Another important factor to consider is how the area is likely to appreciate over time. Choosing the right neighborhood can raise the profit potential of your home when it comes time to sell. 4

 

STEP 4: Decide Which Features You Need (and Want) in a Home

Start with the basics, like your ideal number of bedrooms, bathrooms, and square footage. Do you prefer a one-story or two-story layout? Do you want a big yard, or is a smaller outdoor space OK for now in exchange for a better location.

Keep in mind, you may not find a home with all of your “wants,” or even all of your “needs” … at least not at a price you can afford. The reality is, most of us have to make a few compromises when it comes to buying a home.  It's important to acknowledge that the price is NOT a feature.  For example, you can't say I want to be close to coffee shops and shopping, have a garage and large yard, four bedrooms and stay in X price range.  The other items are features and factors, not the price, since it becomes impossible to obtain unless you prioritize your list.

Some buyers will opt for a longer commute to get a larger, newer home with the big yard. Others will sacrifice hardwood floors or an updated kitchen so that their kids can attend their desired school and they can be near amenities. 

 

If you’re faced with a tough choice about how or what to compromise in your home search, return to STEP 1. What were your original goals and motivations for moving? Reminding yourself of your true priorities can often provide the clarity that you need.

 

STEP 5: Meet with a Real Estate Agent (insert friendly MT Good Life face here 😊)

A good real estate agent can remove much of the stress and uncertainty from the home search process. From setting goals to finding the right lender fit to selecting the best neighborhood to meet your needs, we will be there to assist you every step of the way.  Having an honest devil's advocate on your side will help protect you through the process.

After meeting, we can set up a customized search that alerts you as soon as a new listing you might like goes live. Better yet, we get notified about many of the hottest homes even BEFORE they hit the market.  Zillow can't do that, and neither can that part-time agent that sells a house or two on the side after hours.

 

Although we’ve listed it here as STEP 5, the reality is, it’s never too early (or too late) to contact an agent about buying a home. Whether you plan to buy today, next month, or next year, there are steps you can (and should) be taking to prepare for your purchase.  We just closed with a client we've been working with for two years.  We' re not going anywhere, so let's talk now so you can plan for later, whenever that is for you!

Call us today to schedule a free consultation!

 

 

 

The above references an opinion and is for informational purposes only.  It is not intended to be financial advice.
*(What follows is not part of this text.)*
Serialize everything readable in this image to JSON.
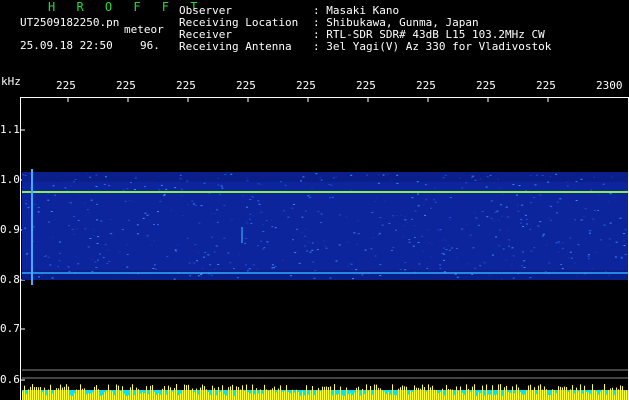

Consult a financial professional for advice regarding your individual needs.

 

 

 

Sources:

 

NAR 2019 Home Buyers & Sellers Generational Trends Report – https://www.nar.realtor/sites/default/files/documents/2019-home-buyers-and-sellers-generational-trends-report-08-16-2019.pdf

Architectural Digest – https://www.architecturaldigest.com/story/this-is-how-long-you-should-live-in-your-house-before-selling-it

Investopedia – https://www.investopedia.com/terms/t/twenty-eight-thirty-six-rule.asp

Money Talks News – https://www.moneytalksnews.com/20-clues-youre-buying-home-the-right-neighborhood/